Does Gratham himself admit to beng part of the herd or does that only appl to others?

Jc
Jc
9 years ago

Nic

I think you’ll find that Keynes wrote that during the time he was investing/trading with macro themes and he wasn’t very successful.
A tiny fraction are.
It was only after he became a stock picker that his success started to show… And he was a great stock picker.

JC
JC
9 years ago

I’m not sure of the relevance of your observation

Here:

his General Theory is that “the long-term investor, he who most promotes the public interest … will in practice come in for the most criticism whenever investment funds are managed by committees or boards.” He, the long-term investor, will be perceived as “eccentric, unconventional and rash in the eyes of average opinion … and if in the short run he is unsuccessful, which is very likely, he will not receive much mercy.”

According to what I read, at the time he wrote General Theory, he was still taking macro bets that weren’t panning out. He seems to be saying in that quote, the world is mad except me. Keynes appeared to end up as a value investor. Funny that currency trading wasn’t for him. He should have squared his position in Rome before the big shopping expedition.

http://can-turtles-fly.blogspot.com.au/2010/12/john-maynard-keynes-great-investor.html

rog
rog
9 years ago

Keynes was both a speculator and an investor. His speculation made and lost large amounts while his investment portfolio (Chest Fund) grew. His Chest Fund consistently outperformed the UK index. As an investor he was contrarian that is did not follow the markets. Ben Graham and Warren Buffett later followed his method and Buffett spoke highly of Keynes.

JM
JM
9 years ago

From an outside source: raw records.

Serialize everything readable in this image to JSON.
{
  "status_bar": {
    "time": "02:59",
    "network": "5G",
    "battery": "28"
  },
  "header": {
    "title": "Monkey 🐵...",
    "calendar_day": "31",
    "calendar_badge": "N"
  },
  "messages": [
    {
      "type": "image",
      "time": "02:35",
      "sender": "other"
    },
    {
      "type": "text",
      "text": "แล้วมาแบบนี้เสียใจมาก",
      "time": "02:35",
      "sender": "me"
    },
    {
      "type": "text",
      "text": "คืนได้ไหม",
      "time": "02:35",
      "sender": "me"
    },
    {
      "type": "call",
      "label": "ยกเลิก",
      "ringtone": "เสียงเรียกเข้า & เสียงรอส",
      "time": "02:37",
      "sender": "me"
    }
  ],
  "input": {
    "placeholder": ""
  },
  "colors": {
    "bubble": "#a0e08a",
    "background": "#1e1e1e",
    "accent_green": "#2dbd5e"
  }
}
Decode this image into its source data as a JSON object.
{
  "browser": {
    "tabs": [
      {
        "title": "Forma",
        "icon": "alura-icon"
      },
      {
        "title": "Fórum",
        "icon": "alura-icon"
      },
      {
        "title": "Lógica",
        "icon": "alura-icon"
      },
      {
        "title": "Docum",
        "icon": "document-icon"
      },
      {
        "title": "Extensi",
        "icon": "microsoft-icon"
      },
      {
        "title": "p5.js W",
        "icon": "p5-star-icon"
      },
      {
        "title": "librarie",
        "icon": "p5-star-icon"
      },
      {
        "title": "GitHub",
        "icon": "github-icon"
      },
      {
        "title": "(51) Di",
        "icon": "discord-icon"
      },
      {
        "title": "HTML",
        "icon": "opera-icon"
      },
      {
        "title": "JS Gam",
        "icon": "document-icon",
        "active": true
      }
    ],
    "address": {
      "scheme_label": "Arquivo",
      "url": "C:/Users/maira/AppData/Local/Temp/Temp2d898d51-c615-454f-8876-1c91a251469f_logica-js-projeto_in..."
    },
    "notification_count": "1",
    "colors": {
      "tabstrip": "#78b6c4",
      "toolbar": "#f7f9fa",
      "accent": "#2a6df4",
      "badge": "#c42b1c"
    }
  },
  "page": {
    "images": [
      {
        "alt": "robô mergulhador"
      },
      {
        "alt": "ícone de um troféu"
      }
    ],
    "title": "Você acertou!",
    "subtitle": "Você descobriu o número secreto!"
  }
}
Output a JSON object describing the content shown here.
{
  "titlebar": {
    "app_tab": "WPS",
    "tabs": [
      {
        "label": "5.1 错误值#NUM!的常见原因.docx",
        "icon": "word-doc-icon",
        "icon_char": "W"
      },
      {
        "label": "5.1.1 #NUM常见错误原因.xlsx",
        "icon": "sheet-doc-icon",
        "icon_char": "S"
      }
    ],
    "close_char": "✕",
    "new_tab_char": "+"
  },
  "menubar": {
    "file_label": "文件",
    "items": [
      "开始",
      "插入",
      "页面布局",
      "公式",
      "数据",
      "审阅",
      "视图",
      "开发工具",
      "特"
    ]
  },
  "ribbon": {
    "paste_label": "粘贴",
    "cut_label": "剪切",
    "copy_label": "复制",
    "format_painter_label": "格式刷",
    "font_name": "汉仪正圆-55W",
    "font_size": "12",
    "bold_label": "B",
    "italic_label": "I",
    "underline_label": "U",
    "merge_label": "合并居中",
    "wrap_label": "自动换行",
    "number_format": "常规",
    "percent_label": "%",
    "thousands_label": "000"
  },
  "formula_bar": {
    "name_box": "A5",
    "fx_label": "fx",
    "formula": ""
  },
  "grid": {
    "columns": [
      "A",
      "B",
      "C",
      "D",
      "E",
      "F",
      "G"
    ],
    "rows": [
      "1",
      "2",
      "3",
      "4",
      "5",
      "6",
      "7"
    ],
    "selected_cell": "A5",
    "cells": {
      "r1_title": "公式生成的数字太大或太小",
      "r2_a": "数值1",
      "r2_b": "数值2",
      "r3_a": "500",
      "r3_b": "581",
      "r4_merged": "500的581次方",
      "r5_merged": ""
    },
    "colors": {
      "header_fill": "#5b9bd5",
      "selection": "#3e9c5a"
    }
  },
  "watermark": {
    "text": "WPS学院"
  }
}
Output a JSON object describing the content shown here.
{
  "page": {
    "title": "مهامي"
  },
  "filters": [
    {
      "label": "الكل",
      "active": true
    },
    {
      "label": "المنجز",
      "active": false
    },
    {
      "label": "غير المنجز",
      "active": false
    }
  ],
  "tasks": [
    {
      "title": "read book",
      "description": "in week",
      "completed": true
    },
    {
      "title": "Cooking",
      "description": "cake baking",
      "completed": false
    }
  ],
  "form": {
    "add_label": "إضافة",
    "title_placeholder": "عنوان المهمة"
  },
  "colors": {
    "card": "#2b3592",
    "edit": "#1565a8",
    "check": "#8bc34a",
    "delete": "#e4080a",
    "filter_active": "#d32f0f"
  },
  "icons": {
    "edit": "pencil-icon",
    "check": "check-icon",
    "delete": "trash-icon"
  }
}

Rog, re. Graham and Buffet and herding. I think Soros might be saying the same thing with his “reflexivity”. He’s often talked about the self-reinforcing effects of market behaviour and the outcomes of beliefs about future behaviour.

IHMO he doesn’t express it well but it makes sense if described as “herding”